From the entries below, report how many lines contain the string "background". Give only that number.

> Available data
Start of Block

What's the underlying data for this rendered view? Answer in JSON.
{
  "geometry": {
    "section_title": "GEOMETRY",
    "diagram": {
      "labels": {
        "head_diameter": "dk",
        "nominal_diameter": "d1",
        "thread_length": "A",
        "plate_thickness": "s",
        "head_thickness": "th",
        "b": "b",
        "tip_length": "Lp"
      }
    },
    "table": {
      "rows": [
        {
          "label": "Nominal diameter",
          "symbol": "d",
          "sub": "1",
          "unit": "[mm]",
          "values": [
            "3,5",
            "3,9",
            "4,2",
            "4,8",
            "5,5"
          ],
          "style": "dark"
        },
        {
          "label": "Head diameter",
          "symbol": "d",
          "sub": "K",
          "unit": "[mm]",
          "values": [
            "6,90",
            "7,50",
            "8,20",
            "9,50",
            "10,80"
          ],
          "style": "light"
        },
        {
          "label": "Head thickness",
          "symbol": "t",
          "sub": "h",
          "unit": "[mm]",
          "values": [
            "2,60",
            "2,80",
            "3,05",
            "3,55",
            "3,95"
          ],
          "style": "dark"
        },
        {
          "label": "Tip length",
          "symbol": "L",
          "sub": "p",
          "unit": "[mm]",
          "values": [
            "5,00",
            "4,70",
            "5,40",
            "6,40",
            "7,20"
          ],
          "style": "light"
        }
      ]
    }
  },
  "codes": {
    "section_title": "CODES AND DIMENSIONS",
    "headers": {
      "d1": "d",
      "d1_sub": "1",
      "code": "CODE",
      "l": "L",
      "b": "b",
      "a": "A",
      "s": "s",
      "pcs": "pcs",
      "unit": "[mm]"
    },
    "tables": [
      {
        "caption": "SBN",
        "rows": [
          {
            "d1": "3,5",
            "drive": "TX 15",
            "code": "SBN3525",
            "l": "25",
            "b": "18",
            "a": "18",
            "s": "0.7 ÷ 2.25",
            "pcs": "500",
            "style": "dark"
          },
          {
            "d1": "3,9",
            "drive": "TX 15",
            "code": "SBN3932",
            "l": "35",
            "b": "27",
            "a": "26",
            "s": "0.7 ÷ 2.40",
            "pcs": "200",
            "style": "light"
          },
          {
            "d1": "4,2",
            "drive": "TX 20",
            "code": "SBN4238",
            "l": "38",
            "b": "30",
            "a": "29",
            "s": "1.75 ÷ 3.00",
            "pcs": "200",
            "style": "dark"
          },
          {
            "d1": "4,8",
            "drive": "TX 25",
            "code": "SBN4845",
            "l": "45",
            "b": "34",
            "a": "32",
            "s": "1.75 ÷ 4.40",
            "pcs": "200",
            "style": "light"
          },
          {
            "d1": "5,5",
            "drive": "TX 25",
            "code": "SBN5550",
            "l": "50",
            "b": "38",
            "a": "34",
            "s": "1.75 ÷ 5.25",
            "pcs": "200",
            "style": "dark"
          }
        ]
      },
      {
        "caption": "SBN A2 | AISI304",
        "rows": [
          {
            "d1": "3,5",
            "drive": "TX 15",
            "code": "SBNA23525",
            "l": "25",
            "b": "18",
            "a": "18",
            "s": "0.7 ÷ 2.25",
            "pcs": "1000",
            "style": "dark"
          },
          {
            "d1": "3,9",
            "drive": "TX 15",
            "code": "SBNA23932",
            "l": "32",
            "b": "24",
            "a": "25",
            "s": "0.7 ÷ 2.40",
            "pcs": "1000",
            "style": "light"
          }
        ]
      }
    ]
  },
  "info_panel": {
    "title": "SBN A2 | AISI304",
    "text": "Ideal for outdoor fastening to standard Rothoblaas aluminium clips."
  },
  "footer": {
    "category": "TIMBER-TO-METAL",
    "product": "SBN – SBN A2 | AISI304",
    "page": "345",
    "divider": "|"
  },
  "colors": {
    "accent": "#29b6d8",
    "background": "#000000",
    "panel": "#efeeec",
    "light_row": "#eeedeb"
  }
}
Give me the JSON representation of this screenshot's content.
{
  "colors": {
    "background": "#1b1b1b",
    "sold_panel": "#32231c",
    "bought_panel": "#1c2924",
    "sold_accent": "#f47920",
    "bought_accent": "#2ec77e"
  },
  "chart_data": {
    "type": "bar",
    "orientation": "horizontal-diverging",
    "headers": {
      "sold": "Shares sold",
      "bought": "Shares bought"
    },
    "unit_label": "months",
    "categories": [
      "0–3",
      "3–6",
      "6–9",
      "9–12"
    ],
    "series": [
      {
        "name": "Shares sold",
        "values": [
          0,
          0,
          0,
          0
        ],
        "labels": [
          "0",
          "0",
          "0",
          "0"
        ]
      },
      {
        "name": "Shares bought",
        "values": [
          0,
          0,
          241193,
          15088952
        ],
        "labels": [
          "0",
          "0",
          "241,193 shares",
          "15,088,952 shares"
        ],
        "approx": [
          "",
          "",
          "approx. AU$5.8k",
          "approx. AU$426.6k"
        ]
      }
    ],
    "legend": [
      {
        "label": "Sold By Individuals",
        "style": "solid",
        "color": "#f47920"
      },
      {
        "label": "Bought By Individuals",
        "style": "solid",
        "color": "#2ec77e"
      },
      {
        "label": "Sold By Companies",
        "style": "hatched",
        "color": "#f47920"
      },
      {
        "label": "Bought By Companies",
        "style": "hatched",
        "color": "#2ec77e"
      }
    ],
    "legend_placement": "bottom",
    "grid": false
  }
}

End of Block

> Your response
2